It melted today (moan), but I think the Old Man is lurking. I bet there will be more surprises on the horizon. Winter will arrive early this year.

Are you ready for winter? Has the Old Man surprised your neighborhood yet?

Click for more Wild Colorado Adventures!

Please, don’t pass the squash.

When watching contestants eat strange animal parts or bugs on the cancelled show Fear Factor, it seldom made me flinch. Bear Grylls boiled a mouse in urine and ate it. I nodded my head and said, “I could do that.”

But hand me a plate of acorn squash with its savory steam rising up to fill my nostrils and I gag.
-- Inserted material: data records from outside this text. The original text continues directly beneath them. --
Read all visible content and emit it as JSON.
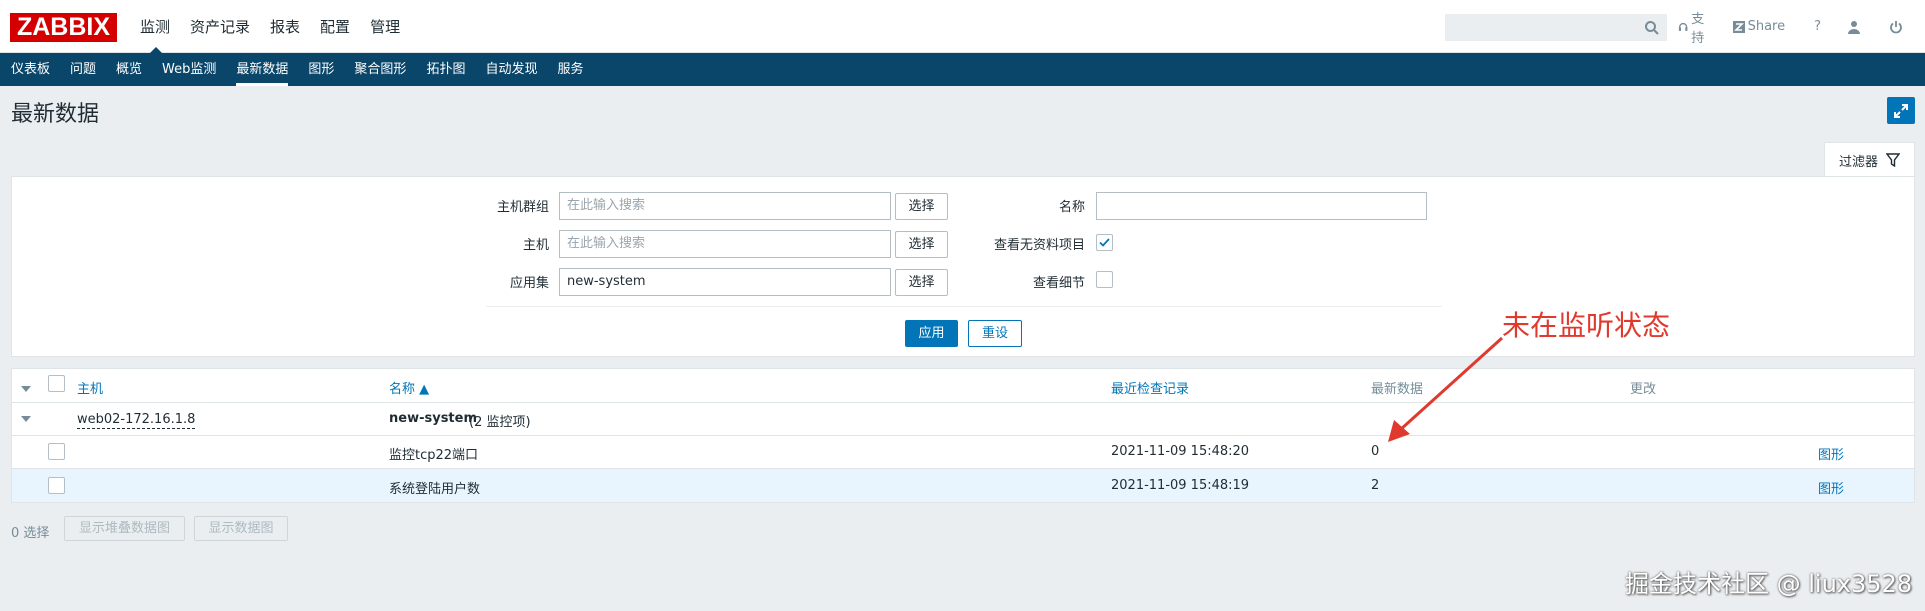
{
  "header": {
    "logo": "ZABBIX",
    "menu": [
      "监测",
      "资产记录",
      "报表",
      "配置",
      "管理"
    ],
    "search_placeholder": "",
    "support": "支持",
    "share": "Share",
    "help": "?"
  },
  "submenu": [
    "仪表板",
    "问题",
    "概览",
    "Web监测",
    "最新数据",
    "图形",
    "聚合图形",
    "拓扑图",
    "自动发现",
    "服务"
  ],
  "page": {
    "title": "最新数据"
  },
  "filter": {
    "tab_label": "过滤器",
    "host_group_label": "主机群组",
    "host_group_placeholder": "在此输入搜索",
    "host_label": "主机",
    "host_placeholder": "在此输入搜索",
    "app_label": "应用集",
    "app_value": "new-system",
    "select_label": "选择",
    "name_label": "名称",
    "name_value": "",
    "show_without_data_label": "查看无资料项目",
    "show_without_data": true,
    "show_details_label": "查看细节",
    "show_details": false,
    "apply": "应用",
    "reset": "重设"
  },
  "table": {
    "columns": [
      "主机",
      "名称 ▲",
      "最近检查记录",
      "最新数据",
      "更改"
    ],
    "host": "web02-172.16.1.8",
    "group": "new-system",
    "group_count": "(2 监控项)",
    "rows": [
      {
        "name": "监控tcp22端口",
        "last_check": "2021-11-09 15:48:20",
        "last_value": "0",
        "graph": "图形"
      },
      {
        "name": "系统登陆用户数",
        "last_check": "2021-11-09 15:48:19",
        "last_value": "2",
        "graph": "图形"
      }
    ]
  },
  "footer": {
    "selected": "0 选择",
    "btn_stacked": "显示堆叠数据图",
    "btn_graph": "显示数据图"
  },
  "annotation": "未在监听状态",
  "watermark": "掘金技术社区 @ liux3528",
  "colors": {
    "brand": "#d40000",
    "nav": "#0a466a",
    "accent": "#0275b8",
    "annotation": "#e03a2f"
  }
}
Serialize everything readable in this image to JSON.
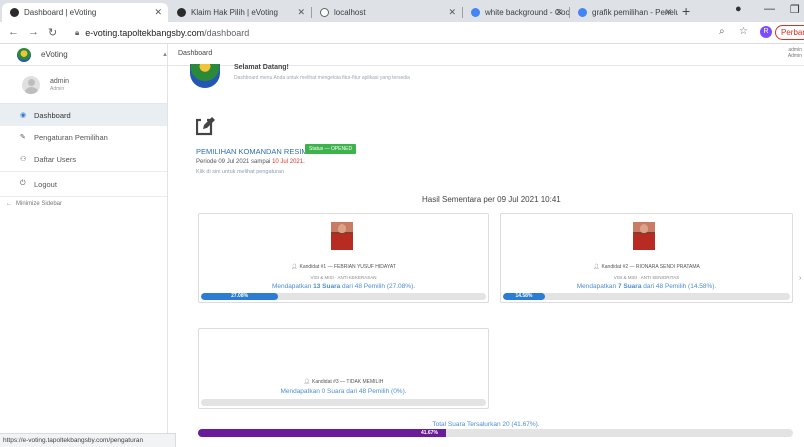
{
  "browser": {
    "tabs": [
      {
        "title": "Dashboard | eVoting",
        "favicon_color": "#2b2b2b"
      },
      {
        "title": "Klaim Hak Pilih | eVoting",
        "favicon_color": "#2b2b2b"
      },
      {
        "title": "localhost",
        "favicon_color": "#5f6368"
      },
      {
        "title": "white background - Google I",
        "favicon_color": "#4285f4"
      },
      {
        "title": "grafik pemilihan - Penelusura",
        "favicon_color": "#4285f4"
      }
    ],
    "new_tab": "+",
    "url_host": "e-voting.tapoltekbangsby.com",
    "url_path": "/dashboard",
    "profile_initial": "R",
    "update_button": "Perbarui",
    "status_url": "https://e-voting.tapoltekbangsby.com/pengaturan"
  },
  "sidebar": {
    "brand": "eVoting",
    "user": {
      "name": "admin",
      "role": "Admin"
    },
    "items": [
      {
        "label": "Dashboard",
        "icon": "dashboard-icon",
        "glyph": "◉",
        "active": true
      },
      {
        "label": "Pengaturan Pemilihan",
        "icon": "wrench-icon",
        "glyph": "✎",
        "active": false
      },
      {
        "label": "Daftar Users",
        "icon": "users-icon",
        "glyph": "⚇",
        "active": false
      }
    ],
    "logout": {
      "label": "Logout",
      "icon": "logout-icon",
      "glyph": "⏻"
    },
    "minimize": "Minimize Sidebar"
  },
  "topbar": {
    "title": "Dashboard",
    "user_name": "admin",
    "user_role": "Admin"
  },
  "welcome": {
    "heading": "Selamat Datang!",
    "text": "Dashboard menu Anda untuk melihat mengelola fitur-fitur aplikasi yang tersedia"
  },
  "election": {
    "title": "PEMILIHAN KOMANDAN RESIMEN",
    "status_badge": "Status — OPENED",
    "period_prefix": "Periode 09 Jul 2021 sampai ",
    "period_end": "10 Jul 2021",
    "period_suffix": ".",
    "hint": "Klik di sini untuk melihat pengaturan"
  },
  "results": {
    "title": "Hasil Sementara per 09 Jul 2021 10:41",
    "candidates": [
      {
        "label": "Kandidat #1 — FEBRIAN YUSUF HIDAYAT",
        "vision": "VISI & MISI · ANTI KEKERASAN",
        "votes_prefix": "Mendapatkan ",
        "votes_bold": "13 Suara",
        "votes_suffix": " dari 48 Pemilih (27.08%).",
        "percent": 27.08,
        "percent_label": "27.08%",
        "has_photo": true
      },
      {
        "label": "Kandidat #2 — RIONARA SENDI PRATAMA",
        "vision": "VISI & MISI · ANTI SENIORITAS",
        "votes_prefix": "Mendapatkan ",
        "votes_bold": "7 Suara",
        "votes_suffix": " dari 48 Pemilih (14.58%).",
        "percent": 14.58,
        "percent_label": "14.58%",
        "has_photo": true
      },
      {
        "label": "Kandidat #3 — TIDAK MEMILIH",
        "vision": "",
        "votes_prefix": "Mendapatkan ",
        "votes_bold": "0 Suara",
        "votes_suffix": " dari 48 Pemilih (0%).",
        "percent": 0,
        "percent_label": "",
        "has_photo": false
      }
    ],
    "total_text": "Total Suara Tersalurkan 20 (41.67%).",
    "total_percent": 41.67,
    "total_label": "41.67%"
  },
  "colors": {
    "accent_blue": "#2b7cd3",
    "total_purple": "#6a1b9a",
    "status_green": "#3cb44b",
    "date_red": "#d9342b"
  }
}
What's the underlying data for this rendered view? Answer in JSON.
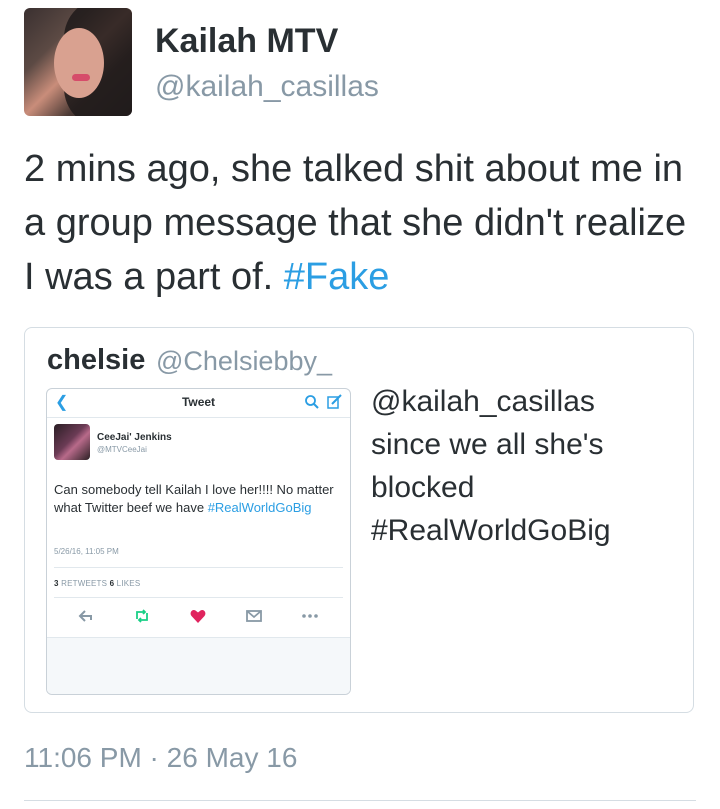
{
  "author": {
    "name": "Kailah MTV",
    "handle": "@kailah_casillas"
  },
  "tweet": {
    "text": "2 mins ago, she talked shit about me in a group message that she didn't realize I was a part of. ",
    "hashtag": "#Fake",
    "timestamp": "11:06 PM · 26 May 16"
  },
  "quoted": {
    "name": "chelsie",
    "handle": "@Chelsiebby_",
    "text_lines": [
      "@kailah_casillas",
      "since we all she's",
      "blocked",
      "#RealWorldGoBig"
    ]
  },
  "screenshot": {
    "back_icon": "chevron-left-icon",
    "title": "Tweet",
    "author_name": "CeeJai' Jenkins",
    "author_handle": "@MTVCeeJai",
    "text": "Can somebody tell Kailah I love her!!!! No matter what Twitter beef we have ",
    "hashtag": "#RealWorldGoBig",
    "date": "5/26/16, 11:05 PM",
    "retweets_count": "3",
    "retweets_label": "RETWEETS",
    "likes_count": "6",
    "likes_label": "LIKES",
    "icons": [
      "search-icon",
      "compose-icon",
      "reply-icon",
      "retweet-icon",
      "heart-icon",
      "dm-icon",
      "more-icon"
    ]
  },
  "colors": {
    "link": "#2b9ee3",
    "text": "#292f33",
    "muted": "#8899a6",
    "heart": "#e0245e",
    "retweet": "#19cf86"
  }
}
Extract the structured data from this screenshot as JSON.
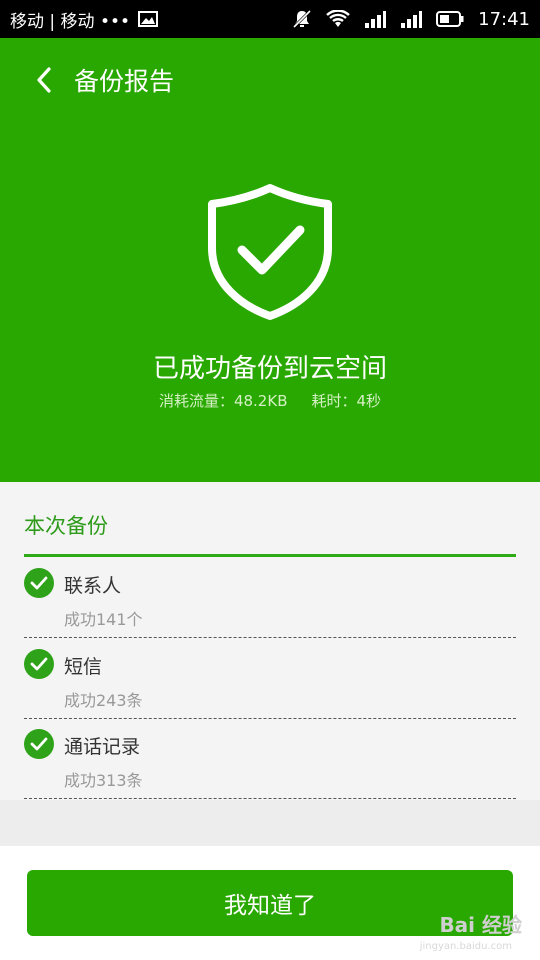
{
  "status_bar": {
    "carrier": "移动 | 移动 •••",
    "time": "17:41"
  },
  "header": {
    "title": "备份报告"
  },
  "result": {
    "message": "已成功备份到云空间",
    "traffic": "消耗流量：48.2KB",
    "duration": "耗时：4秒"
  },
  "section": {
    "title": "本次备份",
    "items": [
      {
        "name": "联系人",
        "detail": "成功141个"
      },
      {
        "name": "短信",
        "detail": "成功243条"
      },
      {
        "name": "通话记录",
        "detail": "成功313条"
      }
    ]
  },
  "footer": {
    "button_label": "我知道了"
  },
  "watermark": {
    "text": "Bai 经验",
    "url": "jingyan.baidu.com"
  },
  "colors": {
    "primary_green": "#28a800",
    "section_title": "#2e9b1a"
  }
}
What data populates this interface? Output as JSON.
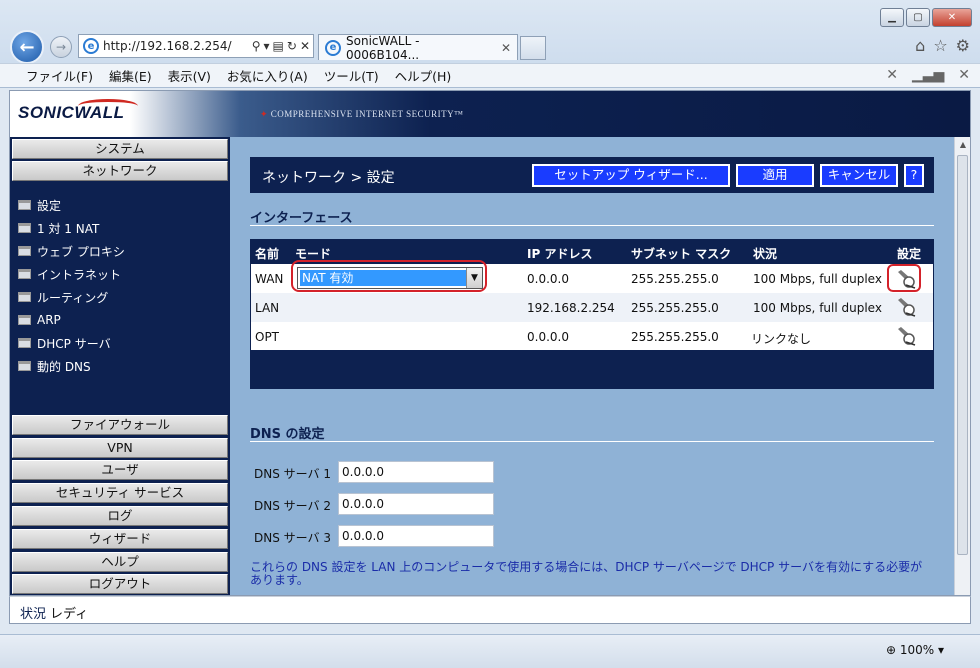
{
  "browser": {
    "address": "http://192.168.2.254/",
    "tab_title": "SonicWALL - 0006B104...",
    "menu": [
      "ファイル(F)",
      "編集(E)",
      "表示(V)",
      "お気に入り(A)",
      "ツール(T)",
      "ヘルプ(H)"
    ],
    "zoom": "100%"
  },
  "banner": {
    "logo": "SONICWALL",
    "tagline": "COMPREHENSIVE INTERNET SECURITY™"
  },
  "sidebar": {
    "top_buttons": [
      "システム",
      "ネットワーク"
    ],
    "items": [
      "設定",
      "1 対 1 NAT",
      "ウェブ プロキシ",
      "イントラネット",
      "ルーティング",
      "ARP",
      "DHCP サーバ",
      "動的 DNS"
    ],
    "bottom_buttons": [
      "ファイアウォール",
      "VPN",
      "ユーザ",
      "セキュリティ サービス",
      "ログ",
      "ウィザード",
      "ヘルプ",
      "ログアウト"
    ]
  },
  "header": {
    "title": "ネットワーク > 設定",
    "wizard_button": "セットアップ ウィザード...",
    "apply_button": "適用",
    "cancel_button": "キャンセル",
    "help_button": "?"
  },
  "interfaces": {
    "heading": "インターフェース",
    "columns": [
      "名前",
      "モード",
      "IP アドレス",
      "サブネット マスク",
      "状況",
      "設定"
    ],
    "rows": [
      {
        "name": "WAN",
        "mode": "NAT 有効",
        "ip": "0.0.0.0",
        "mask": "255.255.255.0",
        "status": "100 Mbps, full duplex"
      },
      {
        "name": "LAN",
        "mode": "",
        "ip": "192.168.2.254",
        "mask": "255.255.255.0",
        "status": "100 Mbps, full duplex"
      },
      {
        "name": "OPT",
        "mode": "",
        "ip": "0.0.0.0",
        "mask": "255.255.255.0",
        "status": "リンクなし"
      }
    ]
  },
  "dns": {
    "heading": "DNS の設定",
    "servers": [
      {
        "label": "DNS サーバ 1",
        "value": "0.0.0.0"
      },
      {
        "label": "DNS サーバ 2",
        "value": "0.0.0.0"
      },
      {
        "label": "DNS サーバ 3",
        "value": "0.0.0.0"
      }
    ],
    "note": "これらの DNS 設定を LAN 上のコンピュータで使用する場合には、DHCP サーバページで DHCP サーバを有効にする必要があります。"
  },
  "status": {
    "label": "状況",
    "value": "レディ"
  },
  "colors": {
    "navy": "#0d2150",
    "button_blue": "#1a3cff",
    "panel": "#8fb2d6",
    "highlight_ring": "#d4222a"
  }
}
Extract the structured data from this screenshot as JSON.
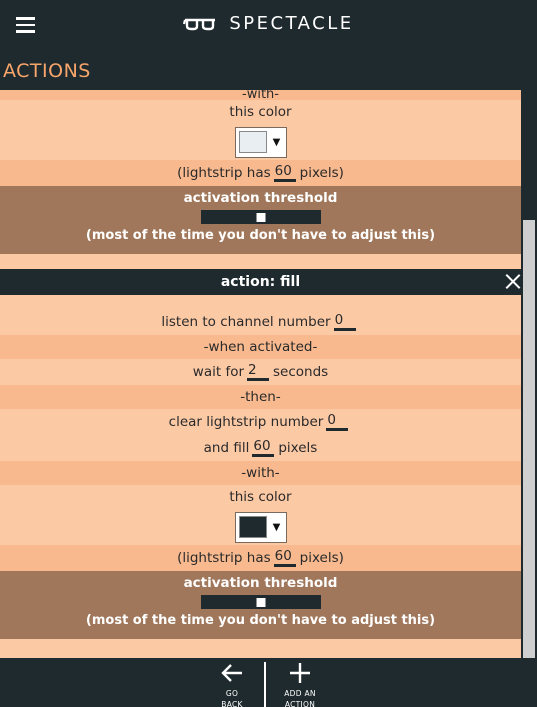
{
  "app": {
    "brand": "SPECTACLE",
    "page_title": "ACTIONS"
  },
  "previous_card": {
    "with_label": "-with-",
    "color_label": "this color",
    "color_value": "#e8eef2",
    "lightstrip_prefix": "(lightstrip has",
    "lightstrip_pixels": "60",
    "lightstrip_suffix": "pixels)",
    "threshold_title": "activation threshold",
    "threshold_level": 0.5,
    "threshold_note": "(most of the time you don't have to adjust this)"
  },
  "fill_card": {
    "title": "action: fill",
    "listen_label": "listen to channel number",
    "channel": "0",
    "when_activated": "-when activated-",
    "wait_prefix": "wait for",
    "wait_seconds": "2",
    "wait_suffix": "seconds",
    "then_label": "-then-",
    "clear_label": "clear lightstrip number",
    "lightstrip_number": "0",
    "fill_prefix": "and fill",
    "fill_pixels": "60",
    "fill_suffix": "pixels",
    "with_label": "-with-",
    "color_label": "this color",
    "color_value": "#1e2a2e",
    "lightstrip_prefix": "(lightstrip has",
    "lightstrip_pixels": "60",
    "lightstrip_suffix": "pixels)",
    "threshold_title": "activation threshold",
    "threshold_level": 0.5,
    "threshold_note": "(most of the time you don't have to adjust this)"
  },
  "footer": {
    "back_line1": "GO",
    "back_line2": "BACK",
    "add_line1": "ADD AN",
    "add_line2": "ACTION"
  },
  "colors": {
    "header_bg": "#1e2a2e",
    "accent": "#f7a56b",
    "row_light": "#fcc9a5",
    "row_dark": "#f8b98f",
    "threshold_bg": "#a0775b"
  },
  "icons": {
    "menu": "hamburger-menu-icon",
    "logo": "glasses-icon",
    "close": "close-icon",
    "back": "arrow-left-icon",
    "add": "plus-icon",
    "dropdown": "triangle-down-icon"
  }
}
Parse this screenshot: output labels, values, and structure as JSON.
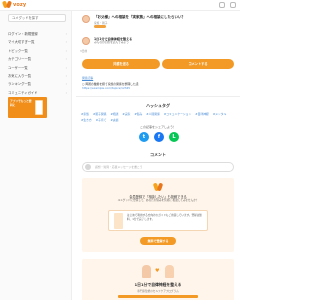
{
  "header": {
    "logo_text": "vozy"
  },
  "sidebar": {
    "top_button": "ユメグッドを探す",
    "items": [
      {
        "label": "ログイン・新規登録"
      },
      {
        "label": "マイ大切すぎ一覧"
      },
      {
        "label": "トピック一覧"
      },
      {
        "label": "カテゴリー一覧"
      },
      {
        "label": "ユーザー一覧"
      },
      {
        "label": "お気に入り一覧"
      },
      {
        "label": "ランキング一覧"
      },
      {
        "label": "コミュニティガイド"
      },
      {
        "label": "ヘルプ・お問い合わせ"
      }
    ],
    "banner_text": "アプリでもっと便利に"
  },
  "question": {
    "title": "「お父様」への相談を「実家族」への相談にしたらいい？",
    "meta": "家族・親子"
  },
  "answer": {
    "name": "1日1分で自律神経を整える",
    "sub": "みんなの回答を読んでみよう",
    "time": "3日前"
  },
  "buttons": {
    "left": "共感を送る",
    "right": "コメントする"
  },
  "related": {
    "label": "関連記事",
    "lines": [
      "○ 両親の離婚を経て家族の関係を整理した話",
      "https://example.com/topics/12345"
    ]
  },
  "hashtags": {
    "title": "ハッシュタグ",
    "tags": [
      "#家族",
      "#親子関係",
      "#相談",
      "#実家",
      "#悩み",
      "#人間関係",
      "#コミュニケーション",
      "#自律神経",
      "#メンタル",
      "#生き方",
      "#子育て",
      "#夫婦"
    ]
  },
  "share": {
    "label": "この記事をシェアしよう！",
    "twitter": "t",
    "facebook": "f",
    "line": "L"
  },
  "comments": {
    "title": "コメント",
    "placeholder": "感想・質問・応援メッセージを書こう"
  },
  "register": {
    "title": "会員登録で「相談したい」も投稿できる",
    "sub": "ユメグッドに登録して、あなたの悩みを気軽に\n相談してみませんか？",
    "card_text": "はじめて利用する方向けのガイドもご用意しています。登録は無料、1分で完了します。",
    "button": "無料で登録する"
  },
  "promo": {
    "title": "1日1分で自律神経を整える",
    "sub": "専門家監修のセルフケアプログラム"
  }
}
fear factorWhen I was a kid and my taste buds were all fresh and new, a lot of flavors were too strong for my virginal palette. I’m an adult now. My tongue has gotten around. Years of burning out taste buds by accidentally eating hot peppers, or tasting hot soups and stews still bubbling in the pot, has made them less sensitive. About the only foods I won’t eat is something that tastes spoiled….or squash. Continue reading